Would you restate every entry that follows, word for word, and leave out the pictures?
Input section start
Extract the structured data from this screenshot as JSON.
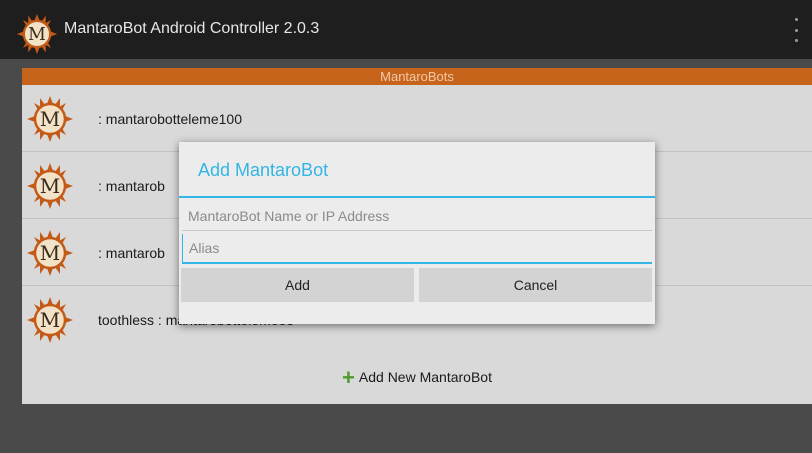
{
  "app": {
    "title": "MantaroBot Android Controller 2.0.3"
  },
  "list": {
    "header": "MantaroBots",
    "items": [
      {
        "label": ": mantarobotteleme100"
      },
      {
        "label": ": mantarob"
      },
      {
        "label": ": mantarob"
      },
      {
        "label": "toothless : mantarobotteleme83"
      }
    ],
    "add_new_label": "Add New MantaroBot"
  },
  "dialog": {
    "title": "Add MantaroBot",
    "name_field": {
      "placeholder": "MantaroBot Name or IP Address",
      "value": ""
    },
    "alias_field": {
      "placeholder": "Alias",
      "value": ""
    },
    "add_label": "Add",
    "cancel_label": "Cancel"
  },
  "colors": {
    "accent": "#33b5e5",
    "header_bar": "#c6641c",
    "add_icon": "#4c9a2a"
  },
  "icons": {
    "logo": "mantarobot-sun-logo-icon",
    "menu": "overflow-menu-icon",
    "add": "plus-icon"
  }
}
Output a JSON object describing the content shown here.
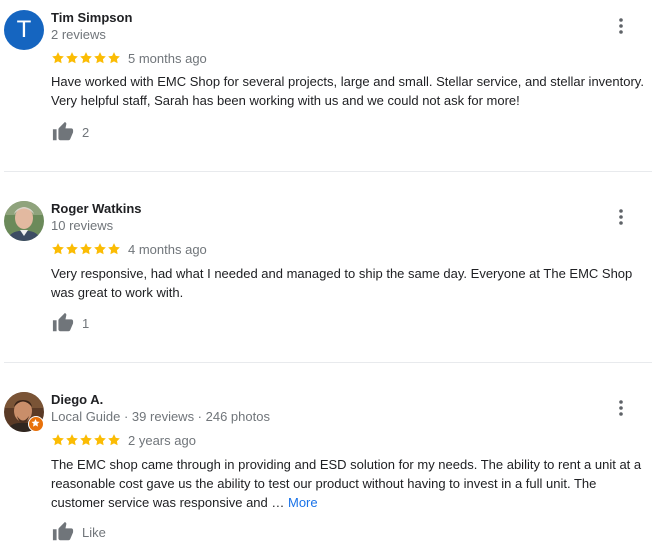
{
  "colors": {
    "star": "#fbbc04",
    "link": "#1a73e8",
    "avatar_t": "#1565c0",
    "badge": "#e8710a",
    "secondary_text": "#70757a"
  },
  "reviews": [
    {
      "avatar_letter": "T",
      "name": "Tim Simpson",
      "meta": "2 reviews",
      "rating": 5,
      "age": "5 months ago",
      "text": "Have worked with EMC Shop for several projects, large and small. Stellar service, and stellar inventory. Very helpful staff, Sarah has been working with us and we could not ask for more!",
      "likes": "2"
    },
    {
      "name": "Roger Watkins",
      "meta": "10 reviews",
      "rating": 5,
      "age": "4 months ago",
      "text": "Very responsive, had what I needed and managed to ship the same day. Everyone at The EMC Shop was great to work with.",
      "likes": "1"
    },
    {
      "name": "Diego A.",
      "meta": "Local Guide · 39 reviews · 246 photos",
      "rating": 5,
      "age": "2 years ago",
      "text": "The EMC shop came through in providing and ESD solution for my needs. The ability to rent a unit at a reasonable cost gave us the ability to test our product without having to invest in a full unit. The customer service was responsive and …",
      "more_label": "More",
      "likes": "Like"
    }
  ],
  "icons": {
    "menu": "more-vert-icon",
    "like": "thumb-up-icon",
    "star": "star-icon",
    "guide": "local-guide-badge-icon"
  }
}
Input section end
- **Task answer**:
Extract the structured data from this screenshot as JSON.
{
  "app": {
    "title": "MantaroBot Android Controller 2.0.3"
  },
  "list": {
    "header": "MantaroBots",
    "items": [
      {
        "label": ": mantarobotteleme100"
      },
      {
        "label": ": mantarob"
      },
      {
        "label": ": mantarob"
      },
      {
        "label": "toothless : mantarobotteleme83"
      }
    ],
    "add_new_label": "Add New MantaroBot"
  },
  "dialog": {
    "title": "Add MantaroBot",
    "name_field": {
      "placeholder": "MantaroBot Name or IP Address",
      "value": ""
    },
    "alias_field": {
      "placeholder": "Alias",
      "value": ""
    },
    "add_label": "Add",
    "cancel_label": "Cancel"
  },
  "colors": {
    "accent": "#33b5e5",
    "header_bar": "#c6641c",
    "add_icon": "#4c9a2a"
  },
  "icons": {
    "logo": "mantarobot-sun-logo-icon",
    "menu": "overflow-menu-icon",
    "add": "plus-icon"
  }
}
Output a JSON object describing the content shown here.
{
  "colors": {
    "star": "#fbbc04",
    "link": "#1a73e8",
    "avatar_t": "#1565c0",
    "badge": "#e8710a",
    "secondary_text": "#70757a"
  },
  "reviews": [
    {
      "avatar_letter": "T",
      "name": "Tim Simpson",
      "meta": "2 reviews",
      "rating": 5,
      "age": "5 months ago",
      "text": "Have worked with EMC Shop for several projects, large and small. Stellar service, and stellar inventory. Very helpful staff, Sarah has been working with us and we could not ask for more!",
      "likes": "2"
    },
    {
      "name": "Roger Watkins",
      "meta": "10 reviews",
      "rating": 5,
      "age": "4 months ago",
      "text": "Very responsive, had what I needed and managed to ship the same day. Everyone at The EMC Shop was great to work with.",
      "likes": "1"
    },
    {
      "name": "Diego A.",
      "meta": "Local Guide · 39 reviews · 246 photos",
      "rating": 5,
      "age": "2 years ago",
      "text": "The EMC shop came through in providing and ESD solution for my needs. The ability to rent a unit at a reasonable cost gave us the ability to test our product without having to invest in a full unit. The customer service was responsive and …",
      "more_label": "More",
      "likes": "Like"
    }
  ],
  "icons": {
    "menu": "more-vert-icon",
    "like": "thumb-up-icon",
    "star": "star-icon",
    "guide": "local-guide-badge-icon"
  }
}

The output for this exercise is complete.